Released: December 1998 | Developer: Bioware
Why it's important: The RPG that made RPGs mainstream again after several years in the wilderness, and the pattern that they’d follow until Bioware again shook things up with Knights of the Old Republic and Mass Effect. Its Infinity Engine is so beloved that Pillars of Eternity raised $4 million with a promise to be like it, and we’re getting Baldur’s Gate 1.5 next year in Siege of Dragonspear.
“Baldur's Gate brings the AD&D game alive on the computer like no other game before it,” wrote Dave “Zeb” Cook in the intro to the Baldur's Gate manual. He was spot on. There had been plenty of Dungeons & Dragons games before this—many taking place in the Forgotten Realms setting—but none captured the sense of wild, broad adventure, of limitless possibility, or of rich, detailed storytelling. The Infinity Engine let Bioware create a powerful sense of place.
It also spearheaded a push into D&D that would bring forth some of the best RPGs ever made. Black Isle's Planescape: Torment was released a year later, also backed by the Infinity Engine. And Baldur's Gate 2 took everything Bioware had done with the original and made it better.
Through Bioware and Obsidian, Infinity Engine developers would go on to dominate the RPG landscape for over a decade. Neverwinter Nights, Knights of the Old Republic, Dragon Age: Origins and, of course, Pillars of Eternity. Nowadays we've moved beyond D&D, with systems better designed for digital gaming, but Baldur's Gate's richness and texture are still worth striving for.

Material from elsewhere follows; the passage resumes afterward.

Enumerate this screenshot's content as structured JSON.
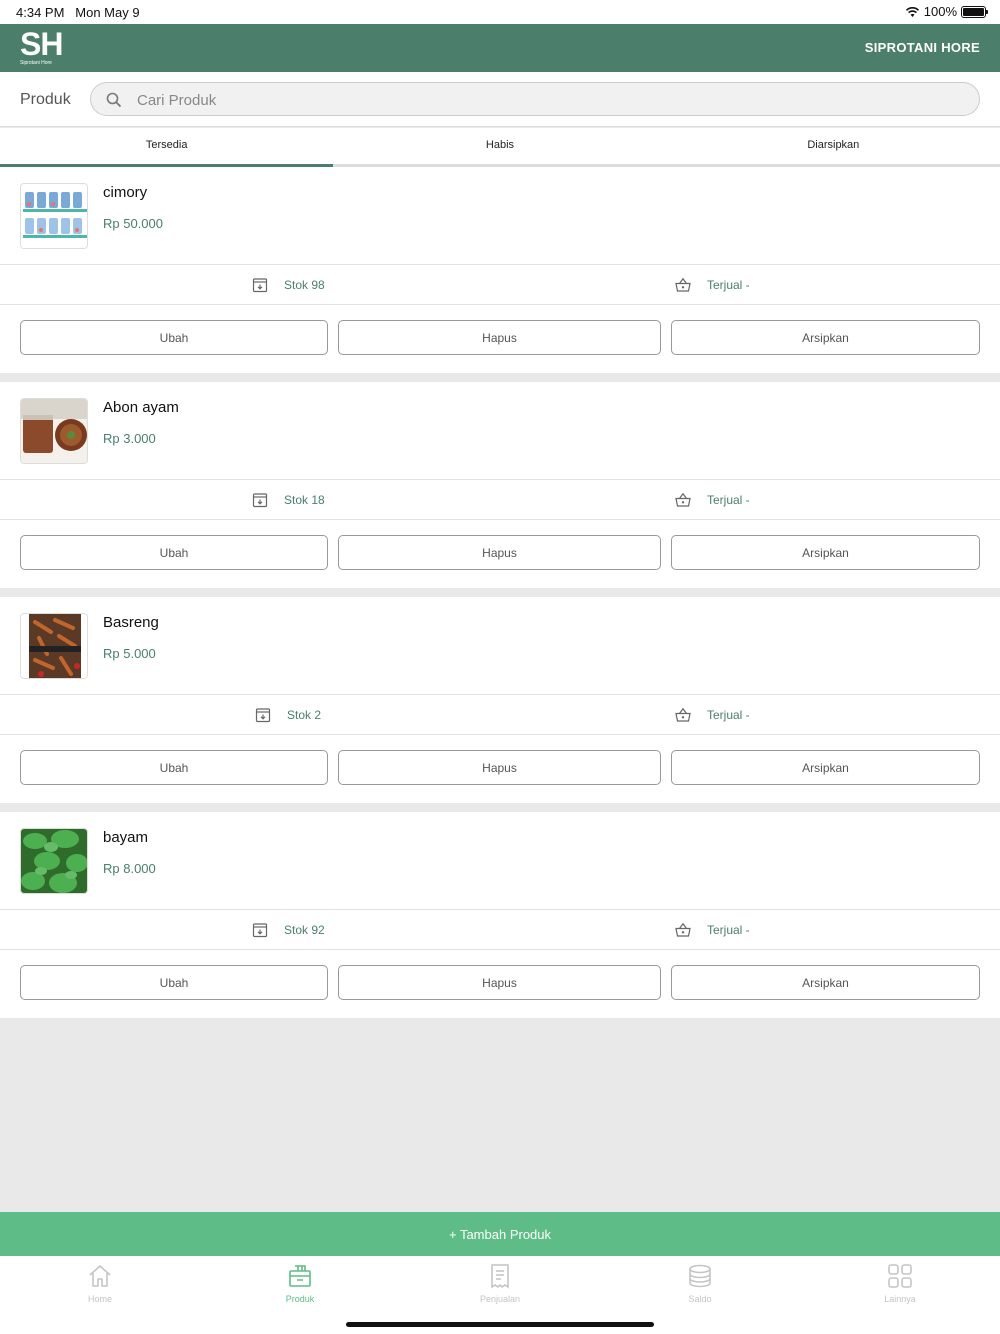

Massive, surprising, and full of wonderful characters, Baldur's Gate was an epic that shaped its genre. — Phil Savage